[App and web page records]

:::::

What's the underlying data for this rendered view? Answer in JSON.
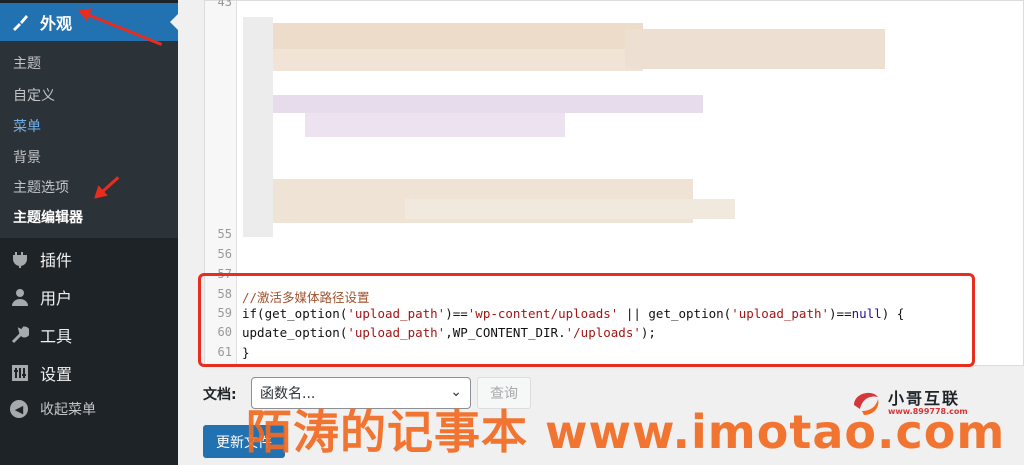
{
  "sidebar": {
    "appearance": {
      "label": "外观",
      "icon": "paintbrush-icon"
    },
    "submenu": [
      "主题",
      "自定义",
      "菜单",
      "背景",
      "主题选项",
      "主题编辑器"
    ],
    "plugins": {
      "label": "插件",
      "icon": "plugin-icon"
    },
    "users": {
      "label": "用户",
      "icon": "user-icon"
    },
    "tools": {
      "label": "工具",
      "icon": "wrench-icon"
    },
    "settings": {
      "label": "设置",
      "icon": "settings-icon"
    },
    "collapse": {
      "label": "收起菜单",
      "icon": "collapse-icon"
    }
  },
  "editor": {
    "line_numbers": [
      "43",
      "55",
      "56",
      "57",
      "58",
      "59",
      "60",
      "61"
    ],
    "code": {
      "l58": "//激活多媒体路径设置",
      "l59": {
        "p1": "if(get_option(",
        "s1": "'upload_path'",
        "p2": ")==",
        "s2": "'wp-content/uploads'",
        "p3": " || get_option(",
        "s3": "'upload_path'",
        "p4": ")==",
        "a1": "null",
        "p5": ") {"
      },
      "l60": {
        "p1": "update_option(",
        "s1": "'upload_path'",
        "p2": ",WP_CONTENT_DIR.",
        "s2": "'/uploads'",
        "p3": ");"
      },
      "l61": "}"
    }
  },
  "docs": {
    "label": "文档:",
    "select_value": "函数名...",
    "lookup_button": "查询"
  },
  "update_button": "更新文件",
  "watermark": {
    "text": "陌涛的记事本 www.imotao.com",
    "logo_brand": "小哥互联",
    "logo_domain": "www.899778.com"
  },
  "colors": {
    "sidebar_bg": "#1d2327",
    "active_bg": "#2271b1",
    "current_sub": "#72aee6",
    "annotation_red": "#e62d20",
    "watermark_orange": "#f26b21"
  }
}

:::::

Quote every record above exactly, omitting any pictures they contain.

• RESULT FOR THIS EXERCISE:
What's the underlying data for this rendered view? Answer in JSON.
{
  "sidebar": {
    "appearance": {
      "label": "外观",
      "icon": "paintbrush-icon"
    },
    "submenu": [
      "主题",
      "自定义",
      "菜单",
      "背景",
      "主题选项",
      "主题编辑器"
    ],
    "plugins": {
      "label": "插件",
      "icon": "plugin-icon"
    },
    "users": {
      "label": "用户",
      "icon": "user-icon"
    },
    "tools": {
      "label": "工具",
      "icon": "wrench-icon"
    },
    "settings": {
      "label": "设置",
      "icon": "settings-icon"
    },
    "collapse": {
      "label": "收起菜单",
      "icon": "collapse-icon"
    }
  },
  "editor": {
    "line_numbers": [
      "43",
      "55",
      "56",
      "57",
      "58",
      "59",
      "60",
      "61"
    ],
    "code": {
      "l58": "//激活多媒体路径设置",
      "l59": {
        "p1": "if(get_option(",
        "s1": "'upload_path'",
        "p2": ")==",
        "s2": "'wp-content/uploads'",
        "p3": " || get_option(",
        "s3": "'upload_path'",
        "p4": ")==",
        "a1": "null",
        "p5": ") {"
      },
      "l60": {
        "p1": "update_option(",
        "s1": "'upload_path'",
        "p2": ",WP_CONTENT_DIR.",
        "s2": "'/uploads'",
        "p3": ");"
      },
      "l61": "}"
    }
  },
  "docs": {
    "label": "文档:",
    "select_value": "函数名...",
    "lookup_button": "查询"
  },
  "update_button": "更新文件",
  "watermark": {
    "text": "陌涛的记事本 www.imotao.com",
    "logo_brand": "小哥互联",
    "logo_domain": "www.899778.com"
  },
  "colors": {
    "sidebar_bg": "#1d2327",
    "active_bg": "#2271b1",
    "current_sub": "#72aee6",
    "annotation_red": "#e62d20",
    "watermark_orange": "#f26b21"
  }
}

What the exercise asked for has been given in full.